The Versace spring/summer 2014 collection is inspired from the street life and its limitless variety of options, where you see catwalk-like situations every minute. The ordinary and comfy fabrics are just made to form the image of the carefree stroller or the cool swagger. Mostly black, white and some blue and indigo tones create a party mood, and will surely make the street an open air pub for those who just want to enjoy and have fun of every second of life.
The first look of the Versace spring 2014 runway show was a grayish, almost black denim jacket combined with an indigo skirt. The big, antique belt completes the look giving the model a self-reliant and free image. The jacket itself would be totally comfortable and cool for a brave and dashing motorcyclist. It would even be just fine to create a vampire look for Halloween, or to be the lead singer in a rock group.
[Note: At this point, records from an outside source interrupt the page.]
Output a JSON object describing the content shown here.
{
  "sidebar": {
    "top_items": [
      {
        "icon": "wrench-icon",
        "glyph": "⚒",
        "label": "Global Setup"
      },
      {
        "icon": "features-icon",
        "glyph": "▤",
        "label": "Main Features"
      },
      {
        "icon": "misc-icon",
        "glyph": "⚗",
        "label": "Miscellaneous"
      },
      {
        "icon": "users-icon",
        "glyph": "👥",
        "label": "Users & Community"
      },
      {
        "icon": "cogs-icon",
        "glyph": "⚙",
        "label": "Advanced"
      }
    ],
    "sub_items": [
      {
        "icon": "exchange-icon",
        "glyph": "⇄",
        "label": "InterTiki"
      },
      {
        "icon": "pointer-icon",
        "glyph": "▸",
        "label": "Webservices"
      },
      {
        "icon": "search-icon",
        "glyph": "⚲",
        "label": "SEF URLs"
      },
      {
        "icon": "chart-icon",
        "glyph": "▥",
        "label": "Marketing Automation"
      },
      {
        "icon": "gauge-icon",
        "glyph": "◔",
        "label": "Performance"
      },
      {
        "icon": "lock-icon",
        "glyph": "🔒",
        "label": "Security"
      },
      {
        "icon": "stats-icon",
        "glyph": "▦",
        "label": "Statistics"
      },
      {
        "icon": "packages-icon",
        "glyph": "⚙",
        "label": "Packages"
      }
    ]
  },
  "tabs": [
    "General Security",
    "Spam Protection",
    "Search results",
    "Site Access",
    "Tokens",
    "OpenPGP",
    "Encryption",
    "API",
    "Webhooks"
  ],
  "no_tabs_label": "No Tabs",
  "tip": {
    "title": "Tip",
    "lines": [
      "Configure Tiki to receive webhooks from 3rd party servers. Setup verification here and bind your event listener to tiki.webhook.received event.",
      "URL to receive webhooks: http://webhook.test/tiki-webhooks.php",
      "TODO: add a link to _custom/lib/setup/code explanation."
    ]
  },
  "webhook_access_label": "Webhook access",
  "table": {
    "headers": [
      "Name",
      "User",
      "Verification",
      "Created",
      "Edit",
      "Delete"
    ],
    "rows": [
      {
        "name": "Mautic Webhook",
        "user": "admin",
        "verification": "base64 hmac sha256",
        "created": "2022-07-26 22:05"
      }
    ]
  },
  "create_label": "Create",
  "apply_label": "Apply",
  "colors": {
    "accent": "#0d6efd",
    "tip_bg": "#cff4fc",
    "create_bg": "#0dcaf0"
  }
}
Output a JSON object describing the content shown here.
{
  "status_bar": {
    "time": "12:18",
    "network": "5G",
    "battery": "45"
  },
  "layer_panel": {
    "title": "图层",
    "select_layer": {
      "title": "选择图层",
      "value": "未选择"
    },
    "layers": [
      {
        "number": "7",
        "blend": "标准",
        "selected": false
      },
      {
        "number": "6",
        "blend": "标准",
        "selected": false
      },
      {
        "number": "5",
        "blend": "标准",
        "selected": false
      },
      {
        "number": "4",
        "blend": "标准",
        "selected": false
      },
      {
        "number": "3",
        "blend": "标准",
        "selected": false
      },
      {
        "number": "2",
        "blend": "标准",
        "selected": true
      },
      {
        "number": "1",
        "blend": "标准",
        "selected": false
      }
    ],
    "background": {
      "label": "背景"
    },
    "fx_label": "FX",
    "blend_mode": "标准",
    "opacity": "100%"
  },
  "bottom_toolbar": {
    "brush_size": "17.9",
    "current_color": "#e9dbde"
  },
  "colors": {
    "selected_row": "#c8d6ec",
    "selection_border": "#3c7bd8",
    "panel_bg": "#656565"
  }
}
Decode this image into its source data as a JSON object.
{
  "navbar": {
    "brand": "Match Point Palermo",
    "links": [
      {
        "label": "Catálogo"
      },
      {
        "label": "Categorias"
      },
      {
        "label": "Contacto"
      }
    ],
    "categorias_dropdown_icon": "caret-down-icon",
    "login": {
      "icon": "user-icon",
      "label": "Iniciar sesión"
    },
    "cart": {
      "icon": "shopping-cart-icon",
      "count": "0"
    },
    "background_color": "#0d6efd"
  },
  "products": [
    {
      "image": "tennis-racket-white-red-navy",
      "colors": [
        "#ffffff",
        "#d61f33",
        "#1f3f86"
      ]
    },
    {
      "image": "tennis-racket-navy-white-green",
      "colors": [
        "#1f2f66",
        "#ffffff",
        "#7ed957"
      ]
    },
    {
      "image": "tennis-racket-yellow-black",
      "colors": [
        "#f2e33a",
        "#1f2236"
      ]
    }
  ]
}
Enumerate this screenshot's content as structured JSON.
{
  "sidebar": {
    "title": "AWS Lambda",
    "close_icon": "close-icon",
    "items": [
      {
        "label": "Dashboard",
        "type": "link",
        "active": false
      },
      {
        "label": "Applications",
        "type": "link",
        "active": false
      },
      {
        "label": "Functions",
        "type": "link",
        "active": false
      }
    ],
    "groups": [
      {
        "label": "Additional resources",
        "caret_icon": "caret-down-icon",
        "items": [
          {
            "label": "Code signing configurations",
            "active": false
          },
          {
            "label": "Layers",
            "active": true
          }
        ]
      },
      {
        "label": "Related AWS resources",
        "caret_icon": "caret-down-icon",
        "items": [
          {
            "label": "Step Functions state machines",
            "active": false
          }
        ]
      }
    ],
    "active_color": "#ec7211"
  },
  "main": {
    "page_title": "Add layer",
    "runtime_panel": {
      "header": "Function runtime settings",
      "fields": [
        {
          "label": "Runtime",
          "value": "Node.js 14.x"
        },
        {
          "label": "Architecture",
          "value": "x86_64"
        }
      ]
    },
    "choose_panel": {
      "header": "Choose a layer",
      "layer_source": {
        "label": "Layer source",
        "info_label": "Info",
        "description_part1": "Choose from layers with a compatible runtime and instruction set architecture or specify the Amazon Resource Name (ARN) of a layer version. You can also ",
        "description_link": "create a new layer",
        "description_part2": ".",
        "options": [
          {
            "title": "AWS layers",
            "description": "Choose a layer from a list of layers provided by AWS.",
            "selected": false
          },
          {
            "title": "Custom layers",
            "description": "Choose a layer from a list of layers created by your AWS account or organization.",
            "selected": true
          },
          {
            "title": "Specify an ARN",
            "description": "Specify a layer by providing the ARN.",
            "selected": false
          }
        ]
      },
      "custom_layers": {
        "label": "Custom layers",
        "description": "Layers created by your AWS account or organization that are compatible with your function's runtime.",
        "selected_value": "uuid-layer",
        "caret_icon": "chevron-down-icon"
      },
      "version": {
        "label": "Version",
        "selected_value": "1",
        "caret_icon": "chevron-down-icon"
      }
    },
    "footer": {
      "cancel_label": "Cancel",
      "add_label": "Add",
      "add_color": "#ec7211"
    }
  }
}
The other looks of the Versace spring/summer 2014 collection have a bit more classiness. The see-through shirt with a tight black skirt is not a bad idea for business parties. The skinny pants worn with a loose black shirt are ideal to have a nice evening walk in the most audacious parts of the city. The white looks from the new Versace collection are appealing and lovely. You can even find some red carpet luxurious looks in the show that will surely make you stunning and dazzling.
As the fashioner claims, she wanted to give a status of luxury to ordinary things. Well, one thing is sure Donatella Versace can create extravagant looks from the most common shapes and fabrics.
Photos courtesy of Vogue